__RECORDS FOR THIS TASK__:

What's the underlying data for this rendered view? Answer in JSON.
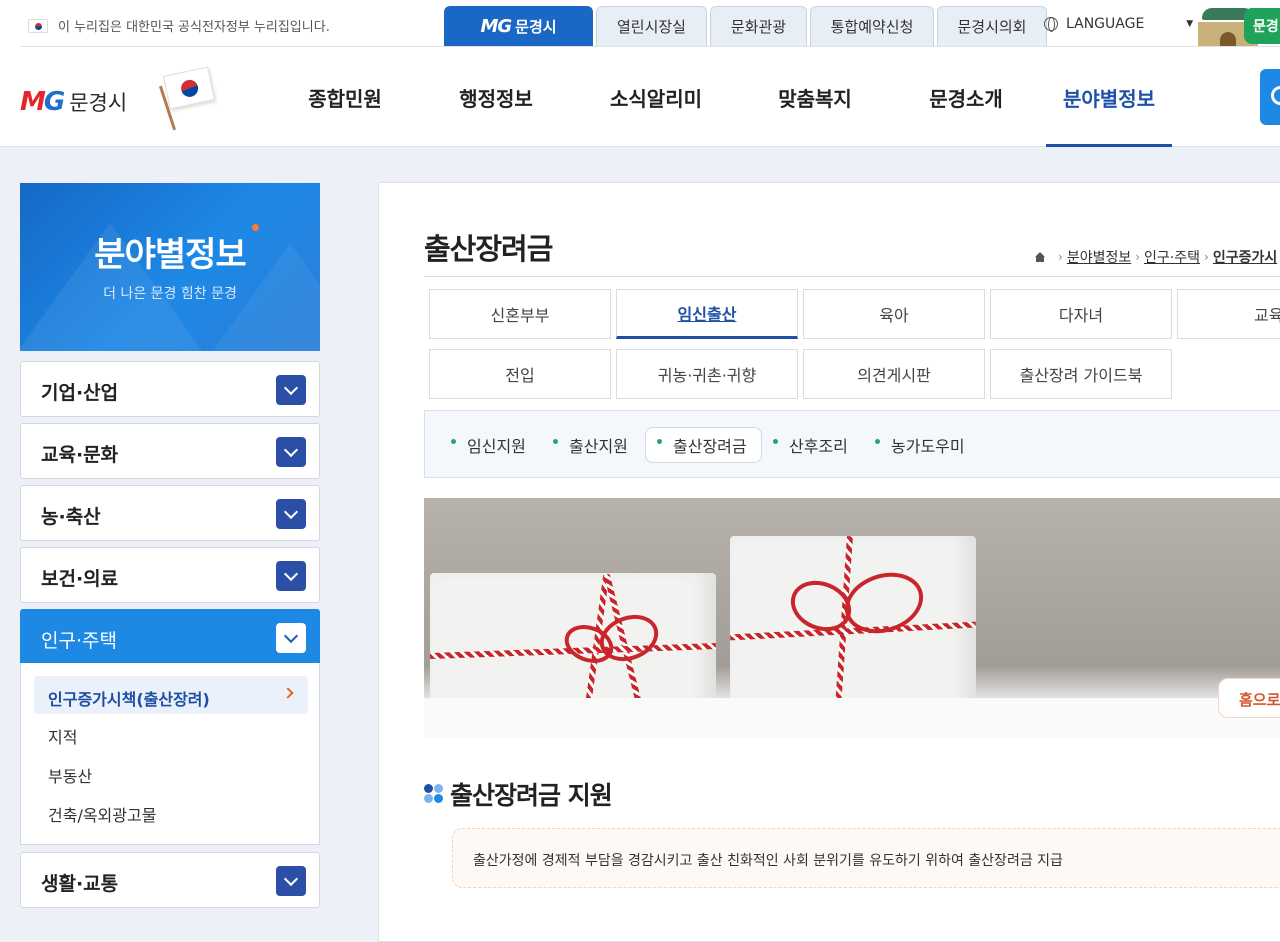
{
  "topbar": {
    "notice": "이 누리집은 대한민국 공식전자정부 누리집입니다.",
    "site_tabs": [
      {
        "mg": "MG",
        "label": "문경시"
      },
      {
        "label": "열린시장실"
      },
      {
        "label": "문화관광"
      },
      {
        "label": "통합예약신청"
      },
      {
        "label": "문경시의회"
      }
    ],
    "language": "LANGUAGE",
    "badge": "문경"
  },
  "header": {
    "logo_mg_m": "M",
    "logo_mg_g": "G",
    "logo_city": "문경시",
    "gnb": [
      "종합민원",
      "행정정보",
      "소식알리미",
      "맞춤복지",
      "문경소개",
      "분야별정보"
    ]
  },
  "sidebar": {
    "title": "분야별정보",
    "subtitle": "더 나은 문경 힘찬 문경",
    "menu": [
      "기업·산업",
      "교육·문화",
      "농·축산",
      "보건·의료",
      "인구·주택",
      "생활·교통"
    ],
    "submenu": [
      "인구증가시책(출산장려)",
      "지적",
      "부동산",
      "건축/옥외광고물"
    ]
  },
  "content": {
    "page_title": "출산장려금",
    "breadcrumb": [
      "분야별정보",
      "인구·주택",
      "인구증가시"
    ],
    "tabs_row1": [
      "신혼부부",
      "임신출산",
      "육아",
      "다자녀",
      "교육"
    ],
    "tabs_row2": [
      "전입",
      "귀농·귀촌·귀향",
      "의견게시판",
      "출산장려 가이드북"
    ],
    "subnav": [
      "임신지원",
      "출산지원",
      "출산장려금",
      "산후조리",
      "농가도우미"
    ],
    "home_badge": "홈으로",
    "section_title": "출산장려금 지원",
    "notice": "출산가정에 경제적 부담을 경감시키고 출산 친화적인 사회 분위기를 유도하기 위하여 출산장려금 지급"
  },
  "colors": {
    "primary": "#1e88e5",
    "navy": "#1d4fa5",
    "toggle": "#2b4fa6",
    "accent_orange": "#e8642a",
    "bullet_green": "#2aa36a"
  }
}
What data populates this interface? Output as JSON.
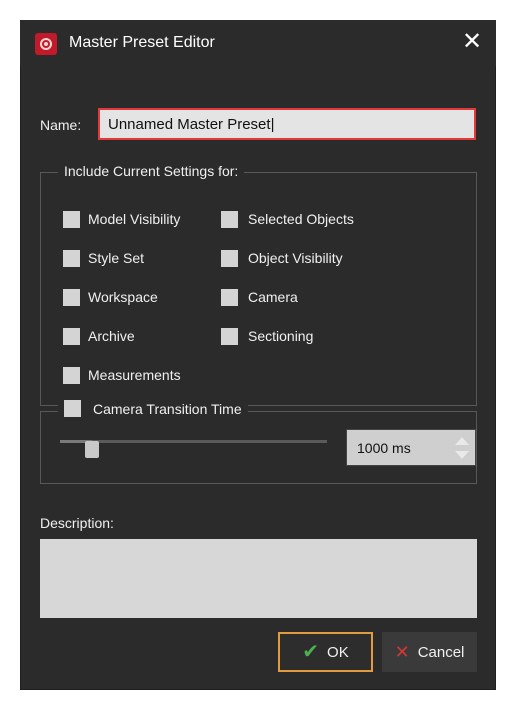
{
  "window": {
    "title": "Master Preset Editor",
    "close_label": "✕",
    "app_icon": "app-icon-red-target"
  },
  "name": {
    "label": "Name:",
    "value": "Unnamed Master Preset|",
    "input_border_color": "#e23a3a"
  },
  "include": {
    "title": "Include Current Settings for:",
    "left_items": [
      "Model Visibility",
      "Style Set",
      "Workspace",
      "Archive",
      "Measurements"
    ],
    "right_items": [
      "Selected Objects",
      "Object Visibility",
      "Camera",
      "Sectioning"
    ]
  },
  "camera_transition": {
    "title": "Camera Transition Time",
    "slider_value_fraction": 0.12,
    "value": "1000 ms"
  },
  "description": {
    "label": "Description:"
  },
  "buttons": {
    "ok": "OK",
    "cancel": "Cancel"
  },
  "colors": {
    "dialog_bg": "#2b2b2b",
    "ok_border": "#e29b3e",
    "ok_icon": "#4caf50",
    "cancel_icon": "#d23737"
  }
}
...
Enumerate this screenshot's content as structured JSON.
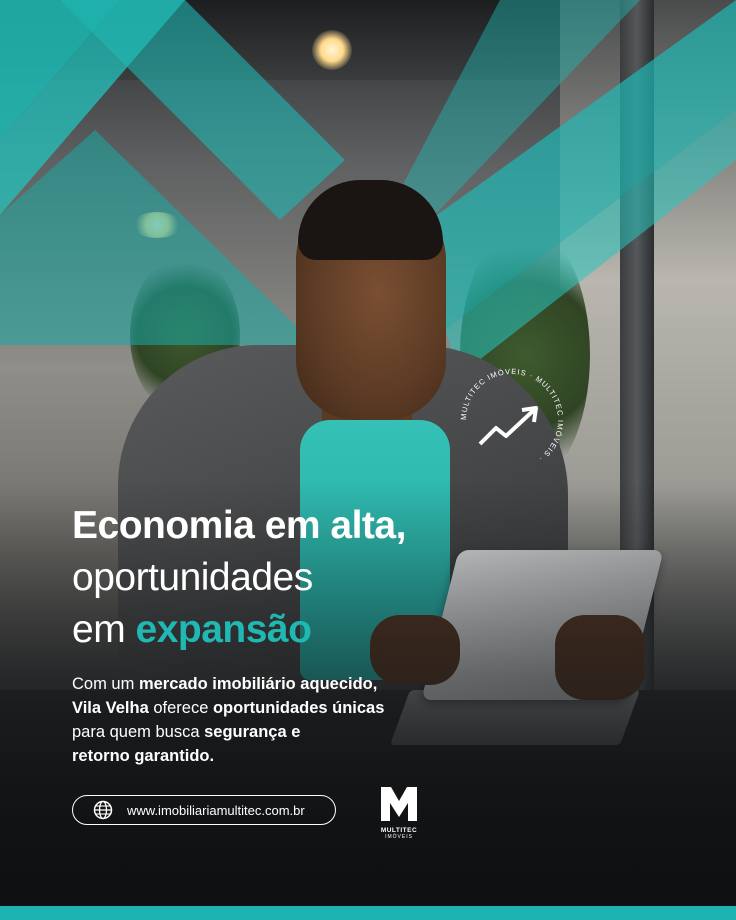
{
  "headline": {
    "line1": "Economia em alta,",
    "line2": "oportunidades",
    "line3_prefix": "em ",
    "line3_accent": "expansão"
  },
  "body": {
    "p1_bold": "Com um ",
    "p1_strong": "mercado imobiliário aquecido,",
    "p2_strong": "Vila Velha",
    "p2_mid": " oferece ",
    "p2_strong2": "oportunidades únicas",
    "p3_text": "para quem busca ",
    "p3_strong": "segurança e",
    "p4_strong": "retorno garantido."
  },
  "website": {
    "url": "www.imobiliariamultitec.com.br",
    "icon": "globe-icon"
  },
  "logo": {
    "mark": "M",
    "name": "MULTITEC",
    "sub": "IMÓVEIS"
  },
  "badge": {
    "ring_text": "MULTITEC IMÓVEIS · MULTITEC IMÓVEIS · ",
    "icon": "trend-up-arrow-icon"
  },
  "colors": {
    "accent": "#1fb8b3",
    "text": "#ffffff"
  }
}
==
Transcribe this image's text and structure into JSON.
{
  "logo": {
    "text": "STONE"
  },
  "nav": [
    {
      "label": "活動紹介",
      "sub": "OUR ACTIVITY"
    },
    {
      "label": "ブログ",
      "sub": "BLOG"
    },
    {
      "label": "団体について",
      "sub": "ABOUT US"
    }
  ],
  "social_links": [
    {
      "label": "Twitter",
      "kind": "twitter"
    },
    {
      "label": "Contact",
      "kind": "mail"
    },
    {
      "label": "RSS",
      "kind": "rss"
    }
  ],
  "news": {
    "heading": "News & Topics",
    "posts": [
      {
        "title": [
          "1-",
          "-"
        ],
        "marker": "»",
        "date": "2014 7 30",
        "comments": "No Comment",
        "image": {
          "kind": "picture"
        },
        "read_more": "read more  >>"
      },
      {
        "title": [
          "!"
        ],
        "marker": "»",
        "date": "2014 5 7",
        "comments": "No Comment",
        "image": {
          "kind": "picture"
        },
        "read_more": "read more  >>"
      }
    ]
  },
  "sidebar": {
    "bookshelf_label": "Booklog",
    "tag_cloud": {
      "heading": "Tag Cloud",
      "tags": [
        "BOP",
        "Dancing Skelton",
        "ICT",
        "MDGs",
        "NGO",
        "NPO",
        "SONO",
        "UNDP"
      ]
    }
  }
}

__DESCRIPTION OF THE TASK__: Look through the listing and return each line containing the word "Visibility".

__SOLUTION TO THIS TASK__:
      "Model Visibility",
      "Object Visibility",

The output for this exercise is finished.